His main role is as a driving coach to 2015 IndyCar Rookie of the Year Gabby Chaves. But he’s also involved in so many other areas, including helping the team obtain sponsorships and much more.

He then added, “I’m involved in every sense of the word except actually driving the car. And I’m happy about that because I’m too old to drive the car.”

Unser, who won CART championships in 1990 and 1994, is now 55. He’s so involved with his new job that he even moved from his native New Mexico and has relocated to suburban Indianapolis.

Not only is it a new start for Unser, it also is for Chaves. After running all 16 races in 2015 for Bryan Herta Autosport with Curb-Agajanian, he competed in just seven races for Dale Coyne Racing in 2016 and only three races for Harding Racing last season.

But he definitely impressed the team, with a fifth- (Texas) and ninth-place (Indianapolis 500) finish in the first two races and 15th (Pocono) in the team’s final run of the season.

That’s why when Harding Racing decided to go fulltime in 2018, Chaves was their pick for behind the wheel. And Unser was their pick to help guide him to potential stardom in the series.

“(Team owner) Mike Harding is definitely a person that when he decides to do something, he does it right,” Unser told IndyCar.com. “The potential for this organization is through the sky. We’re all working really hard here and we see the potential.”

And as for Unser?

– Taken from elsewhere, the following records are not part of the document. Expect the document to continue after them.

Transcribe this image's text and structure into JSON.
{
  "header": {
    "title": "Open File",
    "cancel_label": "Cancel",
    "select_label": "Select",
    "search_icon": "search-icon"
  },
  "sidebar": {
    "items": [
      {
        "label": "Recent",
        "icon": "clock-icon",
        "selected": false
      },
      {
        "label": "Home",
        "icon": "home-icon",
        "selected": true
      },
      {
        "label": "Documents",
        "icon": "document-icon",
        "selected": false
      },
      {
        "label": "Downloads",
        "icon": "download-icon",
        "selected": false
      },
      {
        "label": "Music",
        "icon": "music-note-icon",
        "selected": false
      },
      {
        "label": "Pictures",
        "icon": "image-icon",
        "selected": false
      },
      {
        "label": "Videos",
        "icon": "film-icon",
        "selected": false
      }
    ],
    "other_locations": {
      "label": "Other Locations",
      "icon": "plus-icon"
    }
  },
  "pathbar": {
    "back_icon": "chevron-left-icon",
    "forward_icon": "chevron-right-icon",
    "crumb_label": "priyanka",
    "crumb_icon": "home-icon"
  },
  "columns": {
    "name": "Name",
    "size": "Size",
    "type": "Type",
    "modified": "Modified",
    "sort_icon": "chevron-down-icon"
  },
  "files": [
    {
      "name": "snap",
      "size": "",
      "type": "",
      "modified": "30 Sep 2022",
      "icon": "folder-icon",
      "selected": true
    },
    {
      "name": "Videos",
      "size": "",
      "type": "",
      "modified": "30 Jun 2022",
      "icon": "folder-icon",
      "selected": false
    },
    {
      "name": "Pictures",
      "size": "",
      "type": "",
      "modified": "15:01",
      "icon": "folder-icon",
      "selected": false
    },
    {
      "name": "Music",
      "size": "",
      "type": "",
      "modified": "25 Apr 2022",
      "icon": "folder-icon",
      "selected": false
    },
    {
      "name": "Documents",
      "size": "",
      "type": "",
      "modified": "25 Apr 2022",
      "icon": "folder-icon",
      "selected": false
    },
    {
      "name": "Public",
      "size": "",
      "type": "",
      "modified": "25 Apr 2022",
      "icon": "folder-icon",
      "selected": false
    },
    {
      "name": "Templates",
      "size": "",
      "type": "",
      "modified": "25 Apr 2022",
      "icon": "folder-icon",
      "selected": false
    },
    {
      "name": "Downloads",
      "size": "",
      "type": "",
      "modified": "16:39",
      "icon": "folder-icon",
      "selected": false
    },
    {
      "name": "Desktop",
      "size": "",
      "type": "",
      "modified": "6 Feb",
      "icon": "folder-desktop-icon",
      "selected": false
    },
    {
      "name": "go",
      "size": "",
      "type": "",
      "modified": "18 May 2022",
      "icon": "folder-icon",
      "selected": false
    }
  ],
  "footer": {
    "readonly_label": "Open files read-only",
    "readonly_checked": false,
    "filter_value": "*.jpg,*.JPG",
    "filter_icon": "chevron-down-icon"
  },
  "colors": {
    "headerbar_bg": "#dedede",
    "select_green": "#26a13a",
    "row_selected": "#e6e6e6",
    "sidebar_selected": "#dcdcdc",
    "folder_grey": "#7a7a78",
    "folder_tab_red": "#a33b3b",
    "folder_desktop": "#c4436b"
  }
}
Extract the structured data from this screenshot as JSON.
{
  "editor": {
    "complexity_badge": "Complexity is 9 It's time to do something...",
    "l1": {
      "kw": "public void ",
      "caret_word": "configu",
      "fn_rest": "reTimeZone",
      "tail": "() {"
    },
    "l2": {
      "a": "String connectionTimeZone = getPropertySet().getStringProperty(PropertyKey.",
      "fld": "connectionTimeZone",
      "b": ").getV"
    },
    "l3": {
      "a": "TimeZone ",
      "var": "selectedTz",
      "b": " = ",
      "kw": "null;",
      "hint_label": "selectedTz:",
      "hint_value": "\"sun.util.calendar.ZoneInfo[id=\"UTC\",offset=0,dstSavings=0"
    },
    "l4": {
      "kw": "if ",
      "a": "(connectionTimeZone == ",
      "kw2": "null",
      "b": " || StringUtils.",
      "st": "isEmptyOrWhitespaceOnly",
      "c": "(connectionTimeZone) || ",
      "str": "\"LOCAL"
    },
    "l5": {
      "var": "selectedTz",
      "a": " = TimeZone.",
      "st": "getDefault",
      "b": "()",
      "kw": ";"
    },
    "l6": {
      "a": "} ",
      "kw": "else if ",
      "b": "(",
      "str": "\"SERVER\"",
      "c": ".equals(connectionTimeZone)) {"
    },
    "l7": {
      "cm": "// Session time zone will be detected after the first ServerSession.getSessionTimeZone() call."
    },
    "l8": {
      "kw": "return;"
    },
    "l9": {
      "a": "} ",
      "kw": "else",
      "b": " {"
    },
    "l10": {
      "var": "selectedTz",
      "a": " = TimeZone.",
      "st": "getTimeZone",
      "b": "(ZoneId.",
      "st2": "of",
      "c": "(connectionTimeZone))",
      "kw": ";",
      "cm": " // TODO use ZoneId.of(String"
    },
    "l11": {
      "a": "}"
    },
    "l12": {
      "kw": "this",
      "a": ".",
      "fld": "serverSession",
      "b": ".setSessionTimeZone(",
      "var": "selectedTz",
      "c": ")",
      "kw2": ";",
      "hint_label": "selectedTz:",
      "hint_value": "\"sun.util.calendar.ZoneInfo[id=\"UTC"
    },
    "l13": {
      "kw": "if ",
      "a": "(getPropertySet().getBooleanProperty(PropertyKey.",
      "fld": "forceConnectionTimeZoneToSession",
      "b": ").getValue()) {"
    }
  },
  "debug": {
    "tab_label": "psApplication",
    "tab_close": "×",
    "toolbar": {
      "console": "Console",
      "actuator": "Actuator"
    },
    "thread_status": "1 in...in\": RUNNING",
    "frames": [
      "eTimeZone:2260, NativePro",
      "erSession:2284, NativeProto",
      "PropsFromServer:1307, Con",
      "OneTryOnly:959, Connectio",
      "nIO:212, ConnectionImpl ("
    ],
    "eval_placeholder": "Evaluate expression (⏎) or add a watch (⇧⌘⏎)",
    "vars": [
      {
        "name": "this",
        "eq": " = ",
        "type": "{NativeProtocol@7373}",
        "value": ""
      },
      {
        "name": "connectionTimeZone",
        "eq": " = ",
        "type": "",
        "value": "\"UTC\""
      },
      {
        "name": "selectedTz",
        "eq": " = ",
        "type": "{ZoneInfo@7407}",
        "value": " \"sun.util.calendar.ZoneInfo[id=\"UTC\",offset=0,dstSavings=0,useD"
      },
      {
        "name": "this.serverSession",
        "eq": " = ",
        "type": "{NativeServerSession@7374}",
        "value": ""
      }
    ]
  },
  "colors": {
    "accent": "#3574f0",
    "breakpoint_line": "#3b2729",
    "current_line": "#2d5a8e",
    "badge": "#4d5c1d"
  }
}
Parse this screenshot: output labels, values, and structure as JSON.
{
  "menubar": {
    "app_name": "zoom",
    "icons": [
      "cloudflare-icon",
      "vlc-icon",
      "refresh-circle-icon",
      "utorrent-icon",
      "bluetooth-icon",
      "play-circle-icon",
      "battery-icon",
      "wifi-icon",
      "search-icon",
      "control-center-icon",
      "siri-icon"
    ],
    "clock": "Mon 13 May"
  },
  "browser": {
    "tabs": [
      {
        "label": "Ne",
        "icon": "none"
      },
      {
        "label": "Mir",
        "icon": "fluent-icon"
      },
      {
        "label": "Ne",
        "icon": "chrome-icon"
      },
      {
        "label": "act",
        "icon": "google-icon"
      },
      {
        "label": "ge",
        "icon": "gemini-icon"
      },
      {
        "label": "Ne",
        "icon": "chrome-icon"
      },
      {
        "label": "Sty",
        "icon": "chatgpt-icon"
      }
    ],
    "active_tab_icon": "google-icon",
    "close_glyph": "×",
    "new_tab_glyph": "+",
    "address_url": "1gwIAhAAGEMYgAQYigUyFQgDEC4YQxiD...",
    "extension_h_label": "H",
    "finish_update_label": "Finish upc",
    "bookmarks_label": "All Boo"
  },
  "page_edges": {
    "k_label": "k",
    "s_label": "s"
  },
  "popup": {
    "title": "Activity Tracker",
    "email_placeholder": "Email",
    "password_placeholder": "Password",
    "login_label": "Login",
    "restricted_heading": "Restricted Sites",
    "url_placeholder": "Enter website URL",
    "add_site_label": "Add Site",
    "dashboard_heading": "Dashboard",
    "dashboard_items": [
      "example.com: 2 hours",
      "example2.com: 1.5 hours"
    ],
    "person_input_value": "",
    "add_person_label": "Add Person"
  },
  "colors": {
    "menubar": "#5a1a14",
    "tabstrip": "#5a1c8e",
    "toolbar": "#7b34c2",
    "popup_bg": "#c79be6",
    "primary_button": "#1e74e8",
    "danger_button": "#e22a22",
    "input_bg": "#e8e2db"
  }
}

“Life is good, life is very good,” he told IndyCar.com. “We’re back full force, eager and better than ever.”

Click here for the full story about Unser from IndyCar.com.